» **YOUR TASK**: In the listing below, how many lines contain the word "icon"? Please respond with the number only.

» **SOURCE DATA**:
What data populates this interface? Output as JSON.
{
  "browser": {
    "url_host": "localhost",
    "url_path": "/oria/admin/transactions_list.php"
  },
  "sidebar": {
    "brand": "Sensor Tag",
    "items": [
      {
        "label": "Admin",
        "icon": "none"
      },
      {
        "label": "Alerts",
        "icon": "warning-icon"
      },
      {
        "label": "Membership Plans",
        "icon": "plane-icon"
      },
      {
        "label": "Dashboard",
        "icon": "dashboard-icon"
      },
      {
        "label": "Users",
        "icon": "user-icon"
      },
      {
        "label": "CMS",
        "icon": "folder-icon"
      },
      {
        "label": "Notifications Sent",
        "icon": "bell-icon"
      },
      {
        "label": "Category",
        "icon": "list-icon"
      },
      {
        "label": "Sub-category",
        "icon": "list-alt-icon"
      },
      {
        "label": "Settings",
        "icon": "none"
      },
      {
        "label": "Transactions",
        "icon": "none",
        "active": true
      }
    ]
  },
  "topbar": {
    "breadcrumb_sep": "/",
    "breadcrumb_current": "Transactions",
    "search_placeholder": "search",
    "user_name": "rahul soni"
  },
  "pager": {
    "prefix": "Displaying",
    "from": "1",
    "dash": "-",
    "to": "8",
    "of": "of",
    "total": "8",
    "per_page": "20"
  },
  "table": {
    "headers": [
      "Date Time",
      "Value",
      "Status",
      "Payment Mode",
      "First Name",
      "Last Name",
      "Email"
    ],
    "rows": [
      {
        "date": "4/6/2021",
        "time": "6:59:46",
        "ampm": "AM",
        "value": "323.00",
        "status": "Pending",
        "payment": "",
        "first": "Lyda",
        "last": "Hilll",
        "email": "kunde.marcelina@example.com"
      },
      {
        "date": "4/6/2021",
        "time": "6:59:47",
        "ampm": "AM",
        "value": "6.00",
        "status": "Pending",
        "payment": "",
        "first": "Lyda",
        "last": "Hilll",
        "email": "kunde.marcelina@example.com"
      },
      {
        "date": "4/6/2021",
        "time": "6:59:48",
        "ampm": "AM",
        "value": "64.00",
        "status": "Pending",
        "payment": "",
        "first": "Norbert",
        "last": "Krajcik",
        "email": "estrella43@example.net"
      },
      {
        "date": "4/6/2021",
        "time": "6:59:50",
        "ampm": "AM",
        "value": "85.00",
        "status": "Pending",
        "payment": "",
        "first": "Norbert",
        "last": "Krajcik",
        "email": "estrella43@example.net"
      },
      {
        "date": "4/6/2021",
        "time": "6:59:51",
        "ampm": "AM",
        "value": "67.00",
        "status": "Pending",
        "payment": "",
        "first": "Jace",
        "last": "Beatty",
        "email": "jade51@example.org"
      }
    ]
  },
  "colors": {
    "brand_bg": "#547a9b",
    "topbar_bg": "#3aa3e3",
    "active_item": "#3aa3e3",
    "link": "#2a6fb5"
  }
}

» **ANSWER BOX**: 11